What is being asked: Every line holding the string "Instituição" should be copied from the listing.

BEGIN

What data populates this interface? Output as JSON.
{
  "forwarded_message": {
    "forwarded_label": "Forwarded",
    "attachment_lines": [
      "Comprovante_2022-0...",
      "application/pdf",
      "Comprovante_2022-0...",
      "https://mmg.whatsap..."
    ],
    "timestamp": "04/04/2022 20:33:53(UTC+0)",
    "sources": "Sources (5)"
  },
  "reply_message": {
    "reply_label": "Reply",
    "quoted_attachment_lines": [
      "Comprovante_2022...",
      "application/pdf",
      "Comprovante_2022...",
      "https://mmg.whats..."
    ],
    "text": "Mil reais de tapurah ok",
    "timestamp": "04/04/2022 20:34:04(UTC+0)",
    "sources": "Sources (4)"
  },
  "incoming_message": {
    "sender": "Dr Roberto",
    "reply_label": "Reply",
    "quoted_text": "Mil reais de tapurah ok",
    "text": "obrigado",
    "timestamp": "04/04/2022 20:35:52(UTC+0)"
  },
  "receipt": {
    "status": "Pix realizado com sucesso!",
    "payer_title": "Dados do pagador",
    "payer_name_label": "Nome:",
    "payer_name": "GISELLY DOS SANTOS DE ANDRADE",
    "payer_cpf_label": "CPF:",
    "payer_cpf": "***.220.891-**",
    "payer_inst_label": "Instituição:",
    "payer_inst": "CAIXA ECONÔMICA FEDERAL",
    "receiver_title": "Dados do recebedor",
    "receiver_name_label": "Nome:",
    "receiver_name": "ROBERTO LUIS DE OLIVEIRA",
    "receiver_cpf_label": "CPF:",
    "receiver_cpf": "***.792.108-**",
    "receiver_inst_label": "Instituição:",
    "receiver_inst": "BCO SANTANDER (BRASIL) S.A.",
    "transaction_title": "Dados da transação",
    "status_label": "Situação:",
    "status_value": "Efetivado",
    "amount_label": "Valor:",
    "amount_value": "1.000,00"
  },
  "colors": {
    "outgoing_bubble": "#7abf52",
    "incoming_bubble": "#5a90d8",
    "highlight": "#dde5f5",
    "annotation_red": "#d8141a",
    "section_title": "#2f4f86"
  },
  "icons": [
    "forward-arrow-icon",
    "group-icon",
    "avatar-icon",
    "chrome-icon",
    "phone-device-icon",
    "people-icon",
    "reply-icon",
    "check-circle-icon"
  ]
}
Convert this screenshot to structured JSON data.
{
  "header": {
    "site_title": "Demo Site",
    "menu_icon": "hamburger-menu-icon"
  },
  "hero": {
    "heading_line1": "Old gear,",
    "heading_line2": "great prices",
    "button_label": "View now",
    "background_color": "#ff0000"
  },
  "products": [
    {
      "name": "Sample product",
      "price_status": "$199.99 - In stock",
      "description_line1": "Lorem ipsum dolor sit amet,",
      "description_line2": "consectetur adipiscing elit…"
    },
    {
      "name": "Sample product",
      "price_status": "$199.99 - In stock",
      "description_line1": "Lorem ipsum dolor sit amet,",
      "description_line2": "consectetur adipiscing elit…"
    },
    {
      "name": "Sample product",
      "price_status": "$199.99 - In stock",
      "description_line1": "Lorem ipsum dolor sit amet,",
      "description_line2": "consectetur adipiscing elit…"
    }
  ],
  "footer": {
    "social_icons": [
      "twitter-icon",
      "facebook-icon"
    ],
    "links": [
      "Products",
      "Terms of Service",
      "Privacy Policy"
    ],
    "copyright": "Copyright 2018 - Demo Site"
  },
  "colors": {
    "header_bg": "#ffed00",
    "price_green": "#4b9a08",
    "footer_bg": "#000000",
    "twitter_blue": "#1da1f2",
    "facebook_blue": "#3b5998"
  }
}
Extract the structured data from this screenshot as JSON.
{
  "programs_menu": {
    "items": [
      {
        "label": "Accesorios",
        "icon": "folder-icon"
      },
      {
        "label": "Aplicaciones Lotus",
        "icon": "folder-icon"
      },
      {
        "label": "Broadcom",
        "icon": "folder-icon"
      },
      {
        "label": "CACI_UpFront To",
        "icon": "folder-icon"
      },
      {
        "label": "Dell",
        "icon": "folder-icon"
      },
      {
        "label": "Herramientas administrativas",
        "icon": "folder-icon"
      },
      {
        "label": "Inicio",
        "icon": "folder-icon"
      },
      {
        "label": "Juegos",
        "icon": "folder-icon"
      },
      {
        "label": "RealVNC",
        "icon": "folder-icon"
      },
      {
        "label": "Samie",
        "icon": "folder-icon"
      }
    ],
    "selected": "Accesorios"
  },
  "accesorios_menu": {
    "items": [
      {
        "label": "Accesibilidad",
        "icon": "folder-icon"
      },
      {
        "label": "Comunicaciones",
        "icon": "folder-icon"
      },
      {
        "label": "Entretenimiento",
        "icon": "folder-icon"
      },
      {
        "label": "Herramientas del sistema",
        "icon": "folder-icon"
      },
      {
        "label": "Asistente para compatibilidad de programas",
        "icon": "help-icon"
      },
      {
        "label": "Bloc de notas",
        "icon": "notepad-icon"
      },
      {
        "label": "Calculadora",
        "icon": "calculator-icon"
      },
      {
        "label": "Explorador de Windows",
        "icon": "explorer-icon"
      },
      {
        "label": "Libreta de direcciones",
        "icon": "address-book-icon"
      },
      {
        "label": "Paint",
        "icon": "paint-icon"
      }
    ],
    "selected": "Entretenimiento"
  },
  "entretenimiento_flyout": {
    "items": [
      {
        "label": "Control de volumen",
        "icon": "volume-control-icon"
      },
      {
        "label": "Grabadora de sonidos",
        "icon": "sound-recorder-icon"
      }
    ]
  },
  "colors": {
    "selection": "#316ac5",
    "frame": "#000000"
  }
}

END

Response to the task:
    "payer_inst_label": "Instituição:",
    "receiver_inst_label": "Instituição:",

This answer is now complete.